═══ Input for this task

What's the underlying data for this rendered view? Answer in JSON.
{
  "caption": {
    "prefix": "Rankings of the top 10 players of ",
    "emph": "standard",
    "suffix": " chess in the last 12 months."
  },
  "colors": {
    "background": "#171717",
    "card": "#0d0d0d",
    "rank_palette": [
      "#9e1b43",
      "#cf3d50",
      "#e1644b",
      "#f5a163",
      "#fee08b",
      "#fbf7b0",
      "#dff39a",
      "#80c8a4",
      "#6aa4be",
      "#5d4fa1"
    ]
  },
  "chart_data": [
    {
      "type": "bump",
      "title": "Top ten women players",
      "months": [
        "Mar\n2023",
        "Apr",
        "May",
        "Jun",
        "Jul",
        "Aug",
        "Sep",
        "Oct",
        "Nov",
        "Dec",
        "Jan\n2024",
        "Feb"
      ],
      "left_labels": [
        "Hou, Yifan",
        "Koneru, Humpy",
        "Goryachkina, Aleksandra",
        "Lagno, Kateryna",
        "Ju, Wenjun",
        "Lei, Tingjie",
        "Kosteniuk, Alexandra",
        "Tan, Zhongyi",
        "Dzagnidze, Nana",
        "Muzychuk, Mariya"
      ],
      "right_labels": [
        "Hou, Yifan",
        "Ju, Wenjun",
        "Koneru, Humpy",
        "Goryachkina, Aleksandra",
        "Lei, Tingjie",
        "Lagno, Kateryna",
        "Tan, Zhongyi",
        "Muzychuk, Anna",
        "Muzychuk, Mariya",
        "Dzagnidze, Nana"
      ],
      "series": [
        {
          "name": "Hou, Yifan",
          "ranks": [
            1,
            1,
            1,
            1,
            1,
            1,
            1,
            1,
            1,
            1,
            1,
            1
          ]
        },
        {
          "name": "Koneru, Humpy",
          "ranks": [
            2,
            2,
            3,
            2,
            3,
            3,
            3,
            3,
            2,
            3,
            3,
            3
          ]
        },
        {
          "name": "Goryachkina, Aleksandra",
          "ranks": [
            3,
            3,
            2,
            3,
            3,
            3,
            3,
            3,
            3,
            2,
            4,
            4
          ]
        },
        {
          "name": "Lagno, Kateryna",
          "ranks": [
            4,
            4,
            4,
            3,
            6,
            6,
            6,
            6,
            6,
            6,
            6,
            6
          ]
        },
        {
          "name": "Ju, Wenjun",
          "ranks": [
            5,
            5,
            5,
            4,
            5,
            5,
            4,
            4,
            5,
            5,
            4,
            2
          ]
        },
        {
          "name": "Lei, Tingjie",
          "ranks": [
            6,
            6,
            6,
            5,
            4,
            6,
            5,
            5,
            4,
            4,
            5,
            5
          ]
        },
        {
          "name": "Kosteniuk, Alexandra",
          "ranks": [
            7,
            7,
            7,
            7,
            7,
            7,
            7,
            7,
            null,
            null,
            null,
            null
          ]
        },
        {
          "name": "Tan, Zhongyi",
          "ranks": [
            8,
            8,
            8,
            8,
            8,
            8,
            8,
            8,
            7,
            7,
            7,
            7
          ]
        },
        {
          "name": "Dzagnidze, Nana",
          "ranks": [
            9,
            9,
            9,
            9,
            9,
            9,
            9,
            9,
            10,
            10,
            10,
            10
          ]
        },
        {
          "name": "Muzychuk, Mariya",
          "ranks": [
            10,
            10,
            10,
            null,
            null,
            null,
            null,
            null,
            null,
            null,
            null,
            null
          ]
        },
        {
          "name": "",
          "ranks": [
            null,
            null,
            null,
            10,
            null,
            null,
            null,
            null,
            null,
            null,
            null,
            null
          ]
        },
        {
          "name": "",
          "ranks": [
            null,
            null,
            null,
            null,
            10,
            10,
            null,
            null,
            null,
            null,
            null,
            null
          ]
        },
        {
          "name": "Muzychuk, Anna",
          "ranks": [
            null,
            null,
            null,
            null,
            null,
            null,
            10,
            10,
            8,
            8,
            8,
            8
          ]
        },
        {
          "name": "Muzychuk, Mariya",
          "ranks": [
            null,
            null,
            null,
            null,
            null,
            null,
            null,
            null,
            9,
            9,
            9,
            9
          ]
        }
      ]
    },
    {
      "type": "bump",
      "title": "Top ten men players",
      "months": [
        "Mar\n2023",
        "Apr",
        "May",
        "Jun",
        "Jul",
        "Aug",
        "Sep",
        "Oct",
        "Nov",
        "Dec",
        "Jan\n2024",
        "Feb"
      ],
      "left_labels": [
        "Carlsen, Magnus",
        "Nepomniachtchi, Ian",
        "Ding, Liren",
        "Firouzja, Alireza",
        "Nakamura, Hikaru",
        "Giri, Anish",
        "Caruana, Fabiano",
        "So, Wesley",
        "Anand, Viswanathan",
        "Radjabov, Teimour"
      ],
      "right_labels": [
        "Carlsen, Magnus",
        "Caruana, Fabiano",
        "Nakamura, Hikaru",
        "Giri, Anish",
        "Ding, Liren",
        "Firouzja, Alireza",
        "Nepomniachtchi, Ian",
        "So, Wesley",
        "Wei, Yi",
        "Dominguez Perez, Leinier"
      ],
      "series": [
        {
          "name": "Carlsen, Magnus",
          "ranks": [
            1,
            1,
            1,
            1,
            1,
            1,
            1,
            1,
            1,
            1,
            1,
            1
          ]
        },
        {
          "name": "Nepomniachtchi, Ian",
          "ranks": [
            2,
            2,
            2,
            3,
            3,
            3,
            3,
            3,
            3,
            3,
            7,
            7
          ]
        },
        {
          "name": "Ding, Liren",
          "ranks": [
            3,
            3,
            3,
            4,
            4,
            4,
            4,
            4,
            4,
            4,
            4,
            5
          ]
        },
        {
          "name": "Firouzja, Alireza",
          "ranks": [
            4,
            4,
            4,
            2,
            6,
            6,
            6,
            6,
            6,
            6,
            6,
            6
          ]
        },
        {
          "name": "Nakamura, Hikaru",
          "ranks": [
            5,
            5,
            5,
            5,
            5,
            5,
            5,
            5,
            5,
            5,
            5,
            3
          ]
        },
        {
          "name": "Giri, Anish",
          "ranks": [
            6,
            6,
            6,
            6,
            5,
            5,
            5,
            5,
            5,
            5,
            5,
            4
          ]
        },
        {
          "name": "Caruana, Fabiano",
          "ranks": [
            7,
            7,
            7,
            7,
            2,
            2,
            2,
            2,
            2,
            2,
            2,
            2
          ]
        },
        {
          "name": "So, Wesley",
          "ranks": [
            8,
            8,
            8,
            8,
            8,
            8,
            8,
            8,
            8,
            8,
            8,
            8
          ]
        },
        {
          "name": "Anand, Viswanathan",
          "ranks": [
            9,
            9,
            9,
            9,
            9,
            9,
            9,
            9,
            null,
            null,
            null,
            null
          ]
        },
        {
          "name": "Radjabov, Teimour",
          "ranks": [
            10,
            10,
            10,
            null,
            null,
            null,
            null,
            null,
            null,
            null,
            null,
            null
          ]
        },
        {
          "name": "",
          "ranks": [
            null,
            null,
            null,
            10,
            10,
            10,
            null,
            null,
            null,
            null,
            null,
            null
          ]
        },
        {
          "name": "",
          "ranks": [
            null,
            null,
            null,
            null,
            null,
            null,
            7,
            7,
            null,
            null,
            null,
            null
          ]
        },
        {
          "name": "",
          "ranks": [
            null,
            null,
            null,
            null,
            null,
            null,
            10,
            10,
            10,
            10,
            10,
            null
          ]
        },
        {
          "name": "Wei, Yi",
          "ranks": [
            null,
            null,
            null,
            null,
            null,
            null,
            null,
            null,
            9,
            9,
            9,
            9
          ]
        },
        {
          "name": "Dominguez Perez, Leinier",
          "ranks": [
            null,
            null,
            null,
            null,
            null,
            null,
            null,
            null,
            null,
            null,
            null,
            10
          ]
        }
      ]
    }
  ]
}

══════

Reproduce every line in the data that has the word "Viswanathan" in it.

# Task output:
        "Anand, Viswanathan",
          "name": "Anand, Viswanathan",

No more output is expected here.